Maybe you have already seen the trailers for the soon to be released movie of the book.  The trailers I've seen are about a murder mystery and a trial in a marsh land.  There is so much more in the book.  It is a story of a very young Kya who is abandoned. by her mother who is fleeing an abusive and drunkard husband.   Kya's older siblings have already left the home, leaving six-year old Kya with their father, in a shack, in the North Carolina swamplands..  She cleans and cooks for her often absent father. Eventually, he doesn't return at all and she is left alone to raise herself.  

This Week's Review

Review by Samwise McGinn and Ray Iveson

Happy Pride Month! To kick off this June off on the right foot, Ray and I have reviewed four LGBTQIA+ novels. There are two nonfiction and two fiction titles. All are informative, exciting, and definitely engrossing!

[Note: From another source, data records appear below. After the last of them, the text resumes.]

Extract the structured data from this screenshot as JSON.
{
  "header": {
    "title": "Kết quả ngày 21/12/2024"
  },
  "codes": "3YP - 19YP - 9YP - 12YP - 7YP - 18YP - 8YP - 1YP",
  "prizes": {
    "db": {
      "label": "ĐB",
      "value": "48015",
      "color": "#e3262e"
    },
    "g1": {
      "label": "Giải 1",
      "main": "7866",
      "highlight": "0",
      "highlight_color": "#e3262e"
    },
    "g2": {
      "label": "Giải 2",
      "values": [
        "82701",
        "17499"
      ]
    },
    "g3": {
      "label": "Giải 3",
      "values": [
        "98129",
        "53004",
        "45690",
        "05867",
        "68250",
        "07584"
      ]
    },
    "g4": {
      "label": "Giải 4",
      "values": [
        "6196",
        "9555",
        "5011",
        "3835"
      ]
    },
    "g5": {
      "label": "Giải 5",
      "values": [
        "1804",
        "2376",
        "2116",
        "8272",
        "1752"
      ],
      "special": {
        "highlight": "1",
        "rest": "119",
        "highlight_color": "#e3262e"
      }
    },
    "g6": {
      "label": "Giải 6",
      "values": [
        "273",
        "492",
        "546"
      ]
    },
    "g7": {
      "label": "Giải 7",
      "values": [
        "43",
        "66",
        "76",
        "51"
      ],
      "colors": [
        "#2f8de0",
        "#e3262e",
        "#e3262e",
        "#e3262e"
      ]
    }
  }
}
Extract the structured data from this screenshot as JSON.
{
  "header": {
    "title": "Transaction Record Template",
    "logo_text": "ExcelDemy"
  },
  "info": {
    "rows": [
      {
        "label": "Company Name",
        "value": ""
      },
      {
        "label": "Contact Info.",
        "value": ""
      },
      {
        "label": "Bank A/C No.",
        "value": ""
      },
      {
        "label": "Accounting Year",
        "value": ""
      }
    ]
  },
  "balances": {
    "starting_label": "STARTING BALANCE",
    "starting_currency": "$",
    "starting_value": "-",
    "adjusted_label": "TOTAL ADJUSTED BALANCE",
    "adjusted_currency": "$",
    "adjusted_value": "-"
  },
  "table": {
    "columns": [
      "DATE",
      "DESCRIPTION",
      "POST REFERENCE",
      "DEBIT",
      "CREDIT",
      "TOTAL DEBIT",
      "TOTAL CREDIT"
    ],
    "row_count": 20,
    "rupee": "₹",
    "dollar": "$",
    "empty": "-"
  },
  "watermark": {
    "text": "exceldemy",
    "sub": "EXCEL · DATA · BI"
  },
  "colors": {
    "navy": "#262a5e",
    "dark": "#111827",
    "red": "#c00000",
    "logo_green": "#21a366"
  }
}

I can’t imagine a more fun way to learn about the LGBTQIA+ community than by reading a book. Without further ado, here are the titles! 


Fine: A Comic about Gender by Rhea Ewing

Fine is an anthology of interviews with people about how they relate to gender and how it fits in with their identity as a whole. This also includes the author’s own experience exploring and figuring out their gender identity. I found Fine eye opening to how experiences influence our gender expression and how we choose to identify ourselves. A memoir for anyone curious about gender identity, gender expression, and how this impacts our lives. 

Coming Back by Jessi Zabarsky Random House Graphic 

Review: The Nineties by Chuck Klostermann

Review by Tony Hoffart

When I started reading The Nineties, a simple white book with a ridiculous looking clear corded telephone on the cover, I was struck with how well researched it was.  It felt like a history book and so I was surprised to find out that it was firmly embedded in our social sciences section.  I then spent the rest of the book trying to understand why this was a Social Science genre instead of History.  

The Nineties starts out explaining the standard complaints an older generation has towards the younger.  In one of its many very concise and pithy statements it explains how the older generation inevitably sees the younger as “soft” and that this is a good thing.  That if younger generations weren’t being viewed this way, it was because progress had stalled and life had become measurably harder for everyone.  This is a book about Generation X.  The smallest of the modern generations, the generation that was entering into adulthood in the nineties.  It is about that generation and attempts to understand it objectively.  The nineties also examines how that decade impacts the two decades we’ve had since.